Social Security Administrative Law Judge Drew Swank was mentioned here recently because of a law review article he wrote. He's now drawing attention for the decisions he issues on disability claims. From the Virginia Lawyers Weekly:
[Swank] has one of the highest denial rates in the country. Swank rejects nearly eight of every 10 claims for disability benefits, according to a computer analysis of his rulings.
Attorneys and claimants who’ve had cases before Swank say he is unfair....
“All I’ve ever wanted is for him to do this right,” said Bruce Billman, a Richmond-area attorney who represents people seeking assistance under the Social Security Disability Insurance program.

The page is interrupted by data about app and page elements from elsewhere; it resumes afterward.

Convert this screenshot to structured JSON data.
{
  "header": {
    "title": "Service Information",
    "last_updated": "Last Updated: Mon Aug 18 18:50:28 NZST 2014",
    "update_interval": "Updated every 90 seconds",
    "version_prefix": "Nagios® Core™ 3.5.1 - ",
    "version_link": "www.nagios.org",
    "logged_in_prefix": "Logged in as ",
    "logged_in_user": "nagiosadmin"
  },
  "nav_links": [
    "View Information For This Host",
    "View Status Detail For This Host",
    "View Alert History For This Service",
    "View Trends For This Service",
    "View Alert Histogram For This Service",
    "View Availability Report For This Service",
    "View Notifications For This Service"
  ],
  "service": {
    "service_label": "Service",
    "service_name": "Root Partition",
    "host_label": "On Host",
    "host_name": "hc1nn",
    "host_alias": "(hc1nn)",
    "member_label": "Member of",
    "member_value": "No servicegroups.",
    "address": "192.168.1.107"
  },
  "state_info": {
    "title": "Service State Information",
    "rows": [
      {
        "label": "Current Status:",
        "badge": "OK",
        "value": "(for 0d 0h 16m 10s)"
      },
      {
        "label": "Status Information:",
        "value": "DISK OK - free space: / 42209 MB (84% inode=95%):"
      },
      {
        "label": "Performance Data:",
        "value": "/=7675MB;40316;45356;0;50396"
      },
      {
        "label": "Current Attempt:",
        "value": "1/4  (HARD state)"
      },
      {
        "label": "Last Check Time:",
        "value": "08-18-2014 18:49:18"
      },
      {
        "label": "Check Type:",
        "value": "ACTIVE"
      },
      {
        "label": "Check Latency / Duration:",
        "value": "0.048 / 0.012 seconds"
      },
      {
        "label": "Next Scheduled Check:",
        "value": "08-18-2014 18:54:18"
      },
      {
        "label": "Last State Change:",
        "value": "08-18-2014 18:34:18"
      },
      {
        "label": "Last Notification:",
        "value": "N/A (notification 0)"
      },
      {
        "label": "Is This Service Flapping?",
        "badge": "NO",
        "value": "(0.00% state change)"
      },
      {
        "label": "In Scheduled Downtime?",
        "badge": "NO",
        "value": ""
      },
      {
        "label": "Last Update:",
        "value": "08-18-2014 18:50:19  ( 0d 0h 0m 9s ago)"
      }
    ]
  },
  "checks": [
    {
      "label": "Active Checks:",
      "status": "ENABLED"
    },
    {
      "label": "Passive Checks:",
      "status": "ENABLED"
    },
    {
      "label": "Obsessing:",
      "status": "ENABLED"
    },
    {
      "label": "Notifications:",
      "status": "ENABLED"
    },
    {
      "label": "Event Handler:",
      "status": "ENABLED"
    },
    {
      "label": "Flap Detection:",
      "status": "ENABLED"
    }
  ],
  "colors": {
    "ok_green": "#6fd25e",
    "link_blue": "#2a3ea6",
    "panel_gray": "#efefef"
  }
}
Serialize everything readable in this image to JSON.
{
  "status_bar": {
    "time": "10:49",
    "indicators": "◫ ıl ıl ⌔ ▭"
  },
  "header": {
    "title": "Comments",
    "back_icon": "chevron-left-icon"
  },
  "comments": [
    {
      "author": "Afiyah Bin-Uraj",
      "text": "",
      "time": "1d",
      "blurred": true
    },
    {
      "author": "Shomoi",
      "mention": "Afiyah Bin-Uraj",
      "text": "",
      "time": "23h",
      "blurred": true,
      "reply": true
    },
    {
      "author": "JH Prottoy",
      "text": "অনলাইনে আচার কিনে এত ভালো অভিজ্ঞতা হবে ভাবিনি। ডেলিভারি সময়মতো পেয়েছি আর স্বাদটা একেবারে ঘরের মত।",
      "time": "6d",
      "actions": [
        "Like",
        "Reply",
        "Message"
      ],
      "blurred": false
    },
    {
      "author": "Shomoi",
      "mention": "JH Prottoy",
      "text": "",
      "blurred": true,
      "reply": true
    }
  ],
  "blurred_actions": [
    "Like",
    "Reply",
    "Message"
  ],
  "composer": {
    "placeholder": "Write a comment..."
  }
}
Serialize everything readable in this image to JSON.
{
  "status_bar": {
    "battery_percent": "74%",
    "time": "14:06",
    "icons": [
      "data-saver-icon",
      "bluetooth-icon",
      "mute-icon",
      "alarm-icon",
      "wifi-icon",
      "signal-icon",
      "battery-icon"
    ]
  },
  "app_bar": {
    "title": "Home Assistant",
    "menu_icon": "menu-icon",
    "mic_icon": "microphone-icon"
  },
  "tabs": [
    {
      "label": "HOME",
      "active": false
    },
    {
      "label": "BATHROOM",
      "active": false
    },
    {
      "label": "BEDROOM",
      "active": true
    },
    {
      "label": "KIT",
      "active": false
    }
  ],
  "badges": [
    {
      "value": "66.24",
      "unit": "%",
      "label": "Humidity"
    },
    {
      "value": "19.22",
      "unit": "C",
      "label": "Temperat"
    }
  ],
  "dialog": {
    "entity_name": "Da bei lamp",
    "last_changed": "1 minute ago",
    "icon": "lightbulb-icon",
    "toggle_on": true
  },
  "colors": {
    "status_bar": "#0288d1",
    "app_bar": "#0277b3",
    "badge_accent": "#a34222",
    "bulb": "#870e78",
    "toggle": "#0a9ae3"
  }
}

“If he wants to turn people down, at least do it on the proper evidence, using the proper witnesses, and give us a chance.”
Billman is a former president of the National Organization of Social Security Claimants’ Representatives. He has filed several complaints with the Social Security Administration, accusing Swank of failing to provide due process. ...
It’s not just statistics that have raised concerns among parties who’ve gone before Swank.
Attorneys and claimants accuse Swank of disregarding or excluding the findings of their physicians and vocational experts. ...
Billman, who has practiced disability law for more than 30 years, has filed more than 400 pages of complaints against Swank with the Social Security Administration’s chief administrative law judge in Falls Church. The documents describe what Billman sees as numerous instances of unfairness toward his clients.
However, no action has been taken against Swank.
“He is untouchable,” Billman said. “And every time you file a complaint and nothing gets done, it just reinforces that with him. There’s no system in place to protect you from somebody like this.”
Billman said he complained about Swank in 2008. Until that point, the judge had denied about half of his cases, Billman said. Since the complaint, he said, Swank has denied about 90 percent of his cases. ...
Over several weeks while researching this article, the reporters asked to interview Swank and emailed him questions. Swank said that he wants to defend his record but that he has not received permission from the Social Security Administration to talk to the media.
“The policy originates with the chief judge’s office in Fairfax, VA,” Swank wrote in an email.Interestingly, Swank has an article forthcoming in another law journal whose title strongly suggests that he believes that Social Security has a lax approach to misconduct by those who represent Social Security claimants. People who live in glass houses ...